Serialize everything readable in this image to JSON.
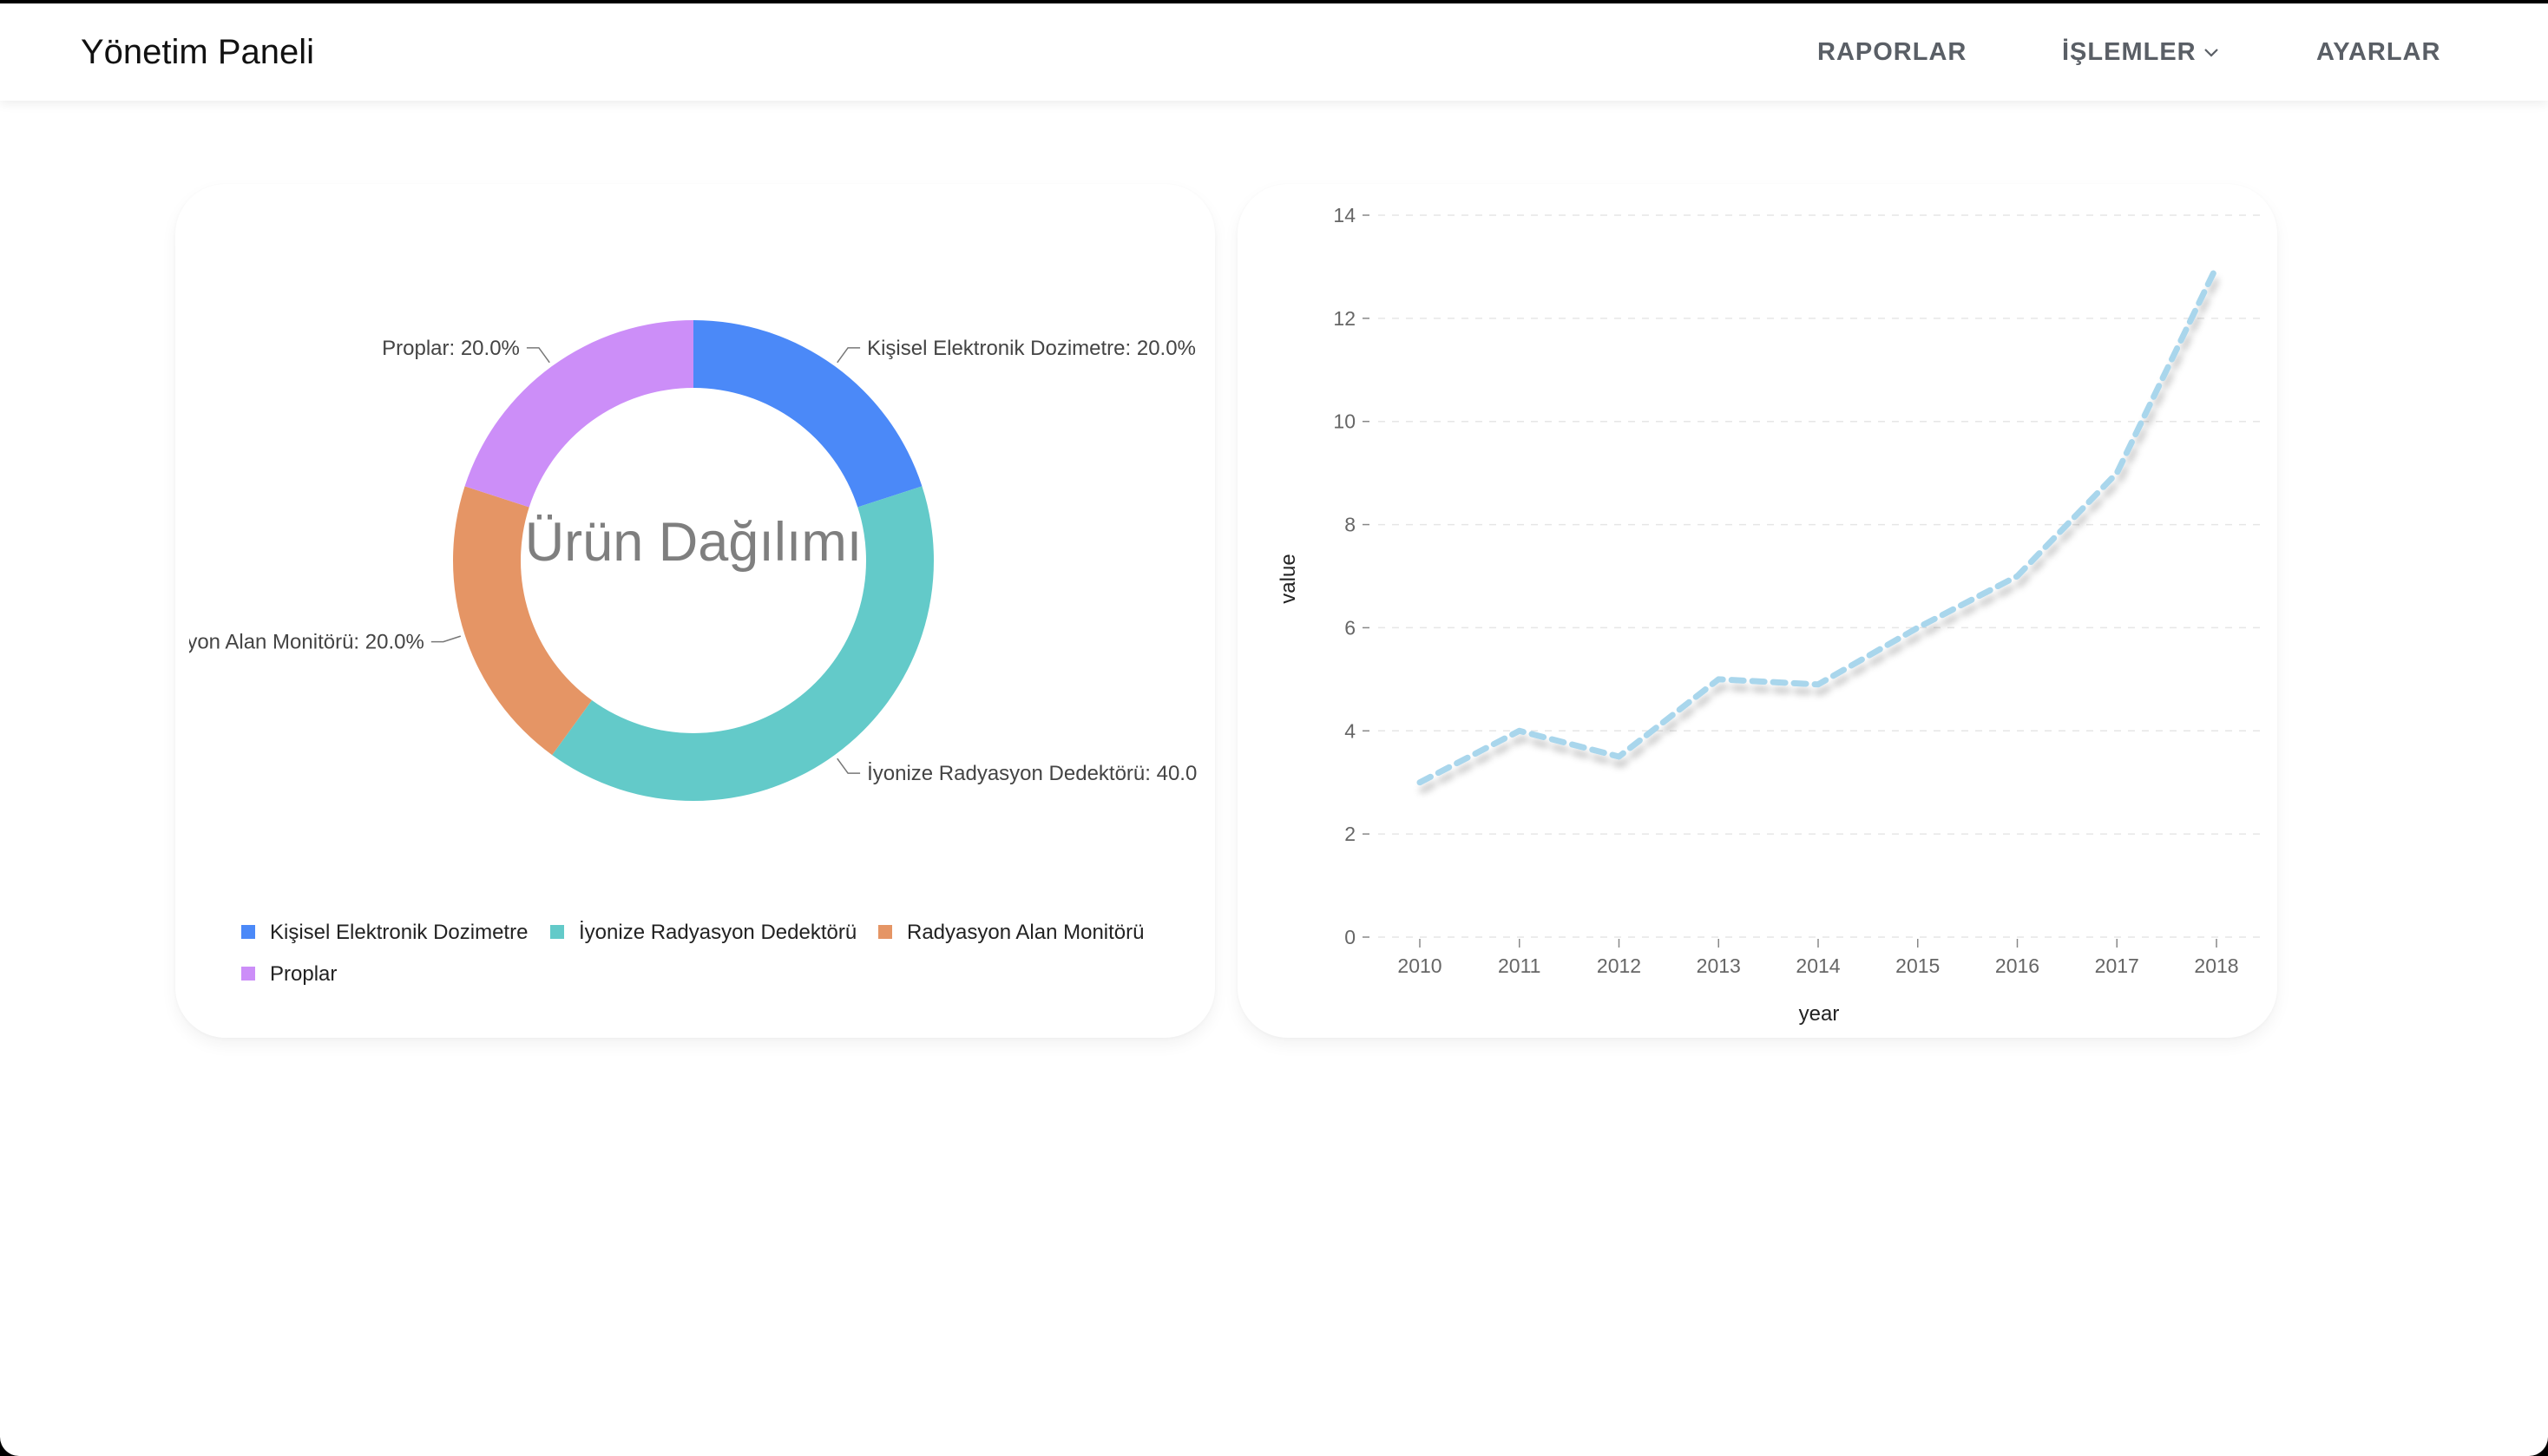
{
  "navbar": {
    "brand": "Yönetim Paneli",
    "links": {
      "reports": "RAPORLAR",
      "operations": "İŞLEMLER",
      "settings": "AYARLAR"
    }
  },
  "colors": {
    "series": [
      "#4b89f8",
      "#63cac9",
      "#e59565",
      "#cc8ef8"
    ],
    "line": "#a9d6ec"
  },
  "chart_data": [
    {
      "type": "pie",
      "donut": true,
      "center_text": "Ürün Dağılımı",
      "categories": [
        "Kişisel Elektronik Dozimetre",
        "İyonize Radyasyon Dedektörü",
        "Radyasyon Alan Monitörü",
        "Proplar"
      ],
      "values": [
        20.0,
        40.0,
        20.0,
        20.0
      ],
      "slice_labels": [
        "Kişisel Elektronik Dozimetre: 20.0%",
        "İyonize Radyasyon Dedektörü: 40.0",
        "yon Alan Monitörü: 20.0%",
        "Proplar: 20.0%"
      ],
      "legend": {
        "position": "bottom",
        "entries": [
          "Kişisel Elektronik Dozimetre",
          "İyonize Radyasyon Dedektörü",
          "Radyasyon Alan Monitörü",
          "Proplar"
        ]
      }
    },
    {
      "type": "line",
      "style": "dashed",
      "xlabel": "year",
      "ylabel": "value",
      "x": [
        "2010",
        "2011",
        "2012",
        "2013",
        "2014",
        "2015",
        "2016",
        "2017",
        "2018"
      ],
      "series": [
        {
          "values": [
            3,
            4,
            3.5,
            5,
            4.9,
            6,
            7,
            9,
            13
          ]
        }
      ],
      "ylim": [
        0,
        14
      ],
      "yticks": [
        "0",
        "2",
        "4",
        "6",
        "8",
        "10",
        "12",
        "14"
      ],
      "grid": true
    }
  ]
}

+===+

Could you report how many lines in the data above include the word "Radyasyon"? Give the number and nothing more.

5